- Bond Villain Stupidity: You'd really think a Grey Seer of all people would have had a bit more than just threats at his disposal to make sure that Sneek would go along with sacrificing his own clan to finish the ritual that will bring about the Horned Rat through the Vortex. This lack of preparation costed him his jugular veins and the entire Grey Seer clan.
- Canon Foreigner: He's an original character created for the game's storyline.
- Evil Sorcerer: As a Grey Seer, this is a given.
- Mission Control: For the Skaven Campaign, after a fashion.
- Supporting Leader: Queek and Skrolk manage the forces of their respective clans, but they both receive missions from Vulscreek, and by extension the Council of Thirteen.
- Unknown Rival: All Tunnels Lead to Skavenblight implies that he's one to Thanquol.
Sneek Scratchett, the Skaven Scribe
The put-upon assistant of Vulscreek.
- Alliterative Name: Sneek Scratchett. In official videos, meanwhile, he's usually referred to as just the Skaven Scribe.
- Canon Foreigner: He's an original character created for the video game.
- The Chew Toy: As a lower-ranking Skaven, he is the primary recipient of Vulscreek's abuse. This abuse ranges from simple insults to being forced to go down into an ancient temple that houses a Verminlord of immense power known as "the Screaming One" who later turns out to be The Great Horned Rat himself.
- The Dog Bites Back: Literally! When ordered to sacrifice his entire clan to summon the Horned Rat, Sneek finally snapped and tore out Vulscreek's throat, sacrificing the Grey Seer's clan instead and becoming one of the favored of the Horned Rat, along with Skrolk and Queek.
- Eye Glasses: Wears one. It's unknown if they're purely for reading, or because the scribe is actually visually impaired.
- Mission Control: Like Vulscreek, he gives the player assignments and other general info.
- Series Mascot: Has been gradually developing into one for Total War: Warhammer II, by MSTing the game's introduction and later narrating the debut trailer for the Laboratory Mode.

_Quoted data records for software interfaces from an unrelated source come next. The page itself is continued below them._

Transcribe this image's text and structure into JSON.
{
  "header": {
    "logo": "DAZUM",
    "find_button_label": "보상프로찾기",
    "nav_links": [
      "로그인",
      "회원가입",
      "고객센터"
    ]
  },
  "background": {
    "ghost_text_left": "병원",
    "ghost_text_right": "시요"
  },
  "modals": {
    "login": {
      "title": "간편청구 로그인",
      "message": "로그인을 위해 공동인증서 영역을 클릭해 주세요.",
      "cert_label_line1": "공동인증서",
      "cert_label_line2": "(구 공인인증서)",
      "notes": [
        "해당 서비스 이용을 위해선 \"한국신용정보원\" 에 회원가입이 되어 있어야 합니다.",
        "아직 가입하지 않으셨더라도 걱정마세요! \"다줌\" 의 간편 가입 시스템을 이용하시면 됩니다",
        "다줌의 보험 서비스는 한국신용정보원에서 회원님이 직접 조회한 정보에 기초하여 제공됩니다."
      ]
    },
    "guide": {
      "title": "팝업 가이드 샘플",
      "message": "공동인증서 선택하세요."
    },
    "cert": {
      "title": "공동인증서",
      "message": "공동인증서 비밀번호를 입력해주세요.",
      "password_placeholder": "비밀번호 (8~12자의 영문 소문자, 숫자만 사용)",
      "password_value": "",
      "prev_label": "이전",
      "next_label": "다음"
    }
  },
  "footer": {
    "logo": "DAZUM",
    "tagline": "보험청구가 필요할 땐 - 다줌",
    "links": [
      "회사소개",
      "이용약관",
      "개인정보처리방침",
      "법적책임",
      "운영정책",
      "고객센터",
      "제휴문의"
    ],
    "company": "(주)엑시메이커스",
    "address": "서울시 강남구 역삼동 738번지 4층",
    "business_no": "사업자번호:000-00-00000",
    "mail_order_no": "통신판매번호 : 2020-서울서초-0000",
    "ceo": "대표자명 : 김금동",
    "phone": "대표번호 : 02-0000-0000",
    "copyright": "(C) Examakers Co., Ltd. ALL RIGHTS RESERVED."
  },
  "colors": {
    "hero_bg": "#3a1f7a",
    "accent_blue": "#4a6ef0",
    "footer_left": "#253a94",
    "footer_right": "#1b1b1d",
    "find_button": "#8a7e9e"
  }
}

- Smarter Than You Look: Not by very much, but he's a good deal more intelligent and learned than a mere "scribe-slave" should be. For starters, he can interpret the arcane markings on the Black Pillar, a prized religious relic of the Horned Rat, and thus has a strong grasp of the prophecy regarding the Great Vortex and the Screaming One. Vulscreek seems impressed enough that he refrains from punishing the scribe and even talks to him more openly about the prophecy, despite heavily implying that a non-grey-seer reading the Pillar is a serious transgression (though he still orders Sneek to flagellate himself for it after the fact).